Developers typically don't have to "deal with" architectures at the hardware level unless they are coding in assembler, and I doubt very much games development takes place at that low level. They work with higher level languages and even higher-level frameworks.
The fact that the CELL processor is PowerPC based is the bigger issue I think. Not because it creates any issue for developers but simply because PowerPC is deader than a dead thing that died, was buried, dug up again, shot, drowned, burned and then buried again.
The PS3 was launched in 2006, and so was presumably developed over a period of a number of years before that - a time when PowerPC was on life support courtesy of Apple. Then Apple ditched PowerPC and jumped to the x86 side of the fence.
Does the PowerPC architecture still have any other customers or development channel beside CELL and a handful of other, very limited verticals ?
I didn't think so.
PowerPC is very much alive, IBM makes a fortune off of it in the Power line; currently Power7 series. Motorola still sells PowerPC processors and you can find them in many things, like your car. NASA also uses PowerPC on various things.
The Cell is NOT PowerPC based; it does have a PowerPC processor but that is it. The SPE's are not PowerPC based. The PowerPC portion is essentially a controller for the SPE's which are the ones doing the heavy lifting, not the PowerPC portion.
You do realize that the Power7 outperforms what Intel offers, right?
Ah, I see now... Cell is not PowerPC based, it just has a PowerPC in it. My mistake.
And thank you for giving me a water-tight defense against tree huggers - now I can tell them that my car isn't petroleum based, it just has a petrol engine IN it, which isn't the same thing at all, apparently.

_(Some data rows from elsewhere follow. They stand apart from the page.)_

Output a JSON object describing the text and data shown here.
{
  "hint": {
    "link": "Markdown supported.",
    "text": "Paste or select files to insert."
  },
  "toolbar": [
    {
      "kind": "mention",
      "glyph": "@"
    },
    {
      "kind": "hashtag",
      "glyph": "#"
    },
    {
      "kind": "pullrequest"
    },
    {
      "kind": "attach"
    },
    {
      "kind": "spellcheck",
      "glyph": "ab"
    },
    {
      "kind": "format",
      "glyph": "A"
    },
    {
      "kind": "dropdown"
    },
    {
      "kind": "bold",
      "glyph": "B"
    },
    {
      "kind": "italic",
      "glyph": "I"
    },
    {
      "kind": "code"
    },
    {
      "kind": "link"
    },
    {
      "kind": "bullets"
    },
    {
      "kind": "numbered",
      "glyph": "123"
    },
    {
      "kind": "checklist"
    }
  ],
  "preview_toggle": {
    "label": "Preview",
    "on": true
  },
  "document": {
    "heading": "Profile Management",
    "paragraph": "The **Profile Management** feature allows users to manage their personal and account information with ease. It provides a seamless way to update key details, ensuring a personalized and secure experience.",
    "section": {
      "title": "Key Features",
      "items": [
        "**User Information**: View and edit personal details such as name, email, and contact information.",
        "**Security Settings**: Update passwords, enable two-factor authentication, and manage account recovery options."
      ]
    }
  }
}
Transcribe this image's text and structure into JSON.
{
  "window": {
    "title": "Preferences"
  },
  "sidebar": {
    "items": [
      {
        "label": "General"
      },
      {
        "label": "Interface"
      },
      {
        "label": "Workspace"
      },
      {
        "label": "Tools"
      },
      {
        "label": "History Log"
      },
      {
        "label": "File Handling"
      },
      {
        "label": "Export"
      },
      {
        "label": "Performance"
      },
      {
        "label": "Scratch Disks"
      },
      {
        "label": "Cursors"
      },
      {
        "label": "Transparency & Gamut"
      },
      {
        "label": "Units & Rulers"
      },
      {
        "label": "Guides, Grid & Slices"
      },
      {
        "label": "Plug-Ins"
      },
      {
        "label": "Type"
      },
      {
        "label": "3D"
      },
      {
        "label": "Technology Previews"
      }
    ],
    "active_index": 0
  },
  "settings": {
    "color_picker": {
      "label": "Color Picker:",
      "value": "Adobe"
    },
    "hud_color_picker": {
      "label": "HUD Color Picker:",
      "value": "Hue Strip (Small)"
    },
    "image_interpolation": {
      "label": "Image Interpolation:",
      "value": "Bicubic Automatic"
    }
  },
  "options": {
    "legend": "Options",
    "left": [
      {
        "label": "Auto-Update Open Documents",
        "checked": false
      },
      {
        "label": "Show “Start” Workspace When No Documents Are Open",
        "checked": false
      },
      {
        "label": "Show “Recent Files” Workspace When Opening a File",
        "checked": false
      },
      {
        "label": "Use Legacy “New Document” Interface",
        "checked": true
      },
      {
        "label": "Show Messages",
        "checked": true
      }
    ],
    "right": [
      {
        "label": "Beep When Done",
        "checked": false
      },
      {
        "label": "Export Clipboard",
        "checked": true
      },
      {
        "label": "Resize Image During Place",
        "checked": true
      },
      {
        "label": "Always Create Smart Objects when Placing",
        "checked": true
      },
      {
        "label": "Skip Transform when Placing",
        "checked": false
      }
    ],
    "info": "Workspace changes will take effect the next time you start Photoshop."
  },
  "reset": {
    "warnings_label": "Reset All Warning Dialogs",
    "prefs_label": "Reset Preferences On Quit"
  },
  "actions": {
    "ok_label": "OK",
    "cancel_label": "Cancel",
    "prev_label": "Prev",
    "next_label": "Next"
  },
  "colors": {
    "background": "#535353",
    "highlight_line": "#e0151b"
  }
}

PowerPC may be "alive", but then so is vinyl. But being "very much alive" doesn't necessarily make any technology the right or obvious choice. See where you said that PowerPC's can be found in my car ? Last time I checked, car's were not being cited as a showcase for cutting edge, high performance gaming platforms and technology.
It makes me laugh, the cell processor has NEVER been fully utilised, we have developers who want to make a game using new methodologies and techniques and, apparently, the cell can't cope with this. Sony RAVE about the cell, how it's TEN (yes ten) years ahead of it's competitors, then 5/6 years down the line, whip it out in favour of an integrated AMD chipset, allegedly!!
Let me guess, AMD is going to become 2nd source for PowerPC/Cell chips? (yes I know about Motorola and AMCC-sourced PPCs, but they don't produce high-performance PPCs anymore). But probably Sony doesn't plan to retain backward compatibility with PS3 games...
Why would AMD be a second source? AMD doesn't have their own foundries, that is who would actually produce it. Why would Sony take the design there when they could work with IBM that helped invent it? Sure IBM might charge more, but given the history that IBM has in HPC, wouldn't you rather deal with them? The Power7 kills anything that Intel or AMD has to offer, so IBM must be doing something right. How much experience in PowerPC does AMD have?
Sony could have a Fusion processor replace the PowerPC portion of the Cell and that would make a lot of sense. Since the Cell does have a GPU, they could utilize the GPU on the Fusion processor and have the CPU act as the controller like the PowerPC currently does. That sounds more feasible and likely than to use Fusion to replace the Cell. There should be substantial power savings as well, the CPU, GPU and memory controller all on one die. Less chips, less power and should be lower cost as well.